Dataset entries>
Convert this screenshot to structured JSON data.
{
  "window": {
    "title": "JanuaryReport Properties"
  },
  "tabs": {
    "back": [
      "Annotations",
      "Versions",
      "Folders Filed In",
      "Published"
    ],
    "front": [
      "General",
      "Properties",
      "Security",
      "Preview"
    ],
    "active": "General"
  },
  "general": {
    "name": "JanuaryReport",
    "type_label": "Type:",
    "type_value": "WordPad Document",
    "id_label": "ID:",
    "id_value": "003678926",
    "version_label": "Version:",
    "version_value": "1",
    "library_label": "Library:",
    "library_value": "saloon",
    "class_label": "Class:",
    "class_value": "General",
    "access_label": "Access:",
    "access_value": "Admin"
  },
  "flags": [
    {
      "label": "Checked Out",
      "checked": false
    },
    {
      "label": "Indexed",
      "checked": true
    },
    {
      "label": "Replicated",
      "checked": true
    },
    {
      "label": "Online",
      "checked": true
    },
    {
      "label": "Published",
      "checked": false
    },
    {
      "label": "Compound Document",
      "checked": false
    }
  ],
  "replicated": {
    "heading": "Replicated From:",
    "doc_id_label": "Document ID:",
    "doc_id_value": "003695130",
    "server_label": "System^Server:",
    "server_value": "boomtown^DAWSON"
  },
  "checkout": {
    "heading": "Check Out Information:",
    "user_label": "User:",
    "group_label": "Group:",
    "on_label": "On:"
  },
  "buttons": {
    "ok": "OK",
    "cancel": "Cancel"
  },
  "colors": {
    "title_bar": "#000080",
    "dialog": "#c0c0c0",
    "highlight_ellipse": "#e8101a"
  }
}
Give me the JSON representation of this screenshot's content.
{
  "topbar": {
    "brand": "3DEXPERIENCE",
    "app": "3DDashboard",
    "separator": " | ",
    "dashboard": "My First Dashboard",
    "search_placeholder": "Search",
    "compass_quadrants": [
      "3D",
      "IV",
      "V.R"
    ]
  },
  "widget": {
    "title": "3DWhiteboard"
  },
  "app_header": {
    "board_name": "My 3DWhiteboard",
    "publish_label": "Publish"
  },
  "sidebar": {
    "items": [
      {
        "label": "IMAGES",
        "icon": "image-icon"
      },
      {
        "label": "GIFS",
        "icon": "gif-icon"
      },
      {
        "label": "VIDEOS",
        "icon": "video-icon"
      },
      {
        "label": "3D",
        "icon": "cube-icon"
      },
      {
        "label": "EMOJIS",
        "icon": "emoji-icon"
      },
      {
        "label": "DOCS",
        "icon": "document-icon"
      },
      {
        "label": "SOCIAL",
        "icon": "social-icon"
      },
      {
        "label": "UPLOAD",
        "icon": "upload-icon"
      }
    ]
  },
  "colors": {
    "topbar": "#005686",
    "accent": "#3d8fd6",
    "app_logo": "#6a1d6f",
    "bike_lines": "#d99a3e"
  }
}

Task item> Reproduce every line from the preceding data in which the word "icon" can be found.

Solution below>
        "icon": "image-icon"
        "icon": "gif-icon"
        "icon": "video-icon"
        "icon": "cube-icon"
        "icon": "emoji-icon"
        "icon": "document-icon"
        "icon": "social-icon"
        "icon": "upload-icon"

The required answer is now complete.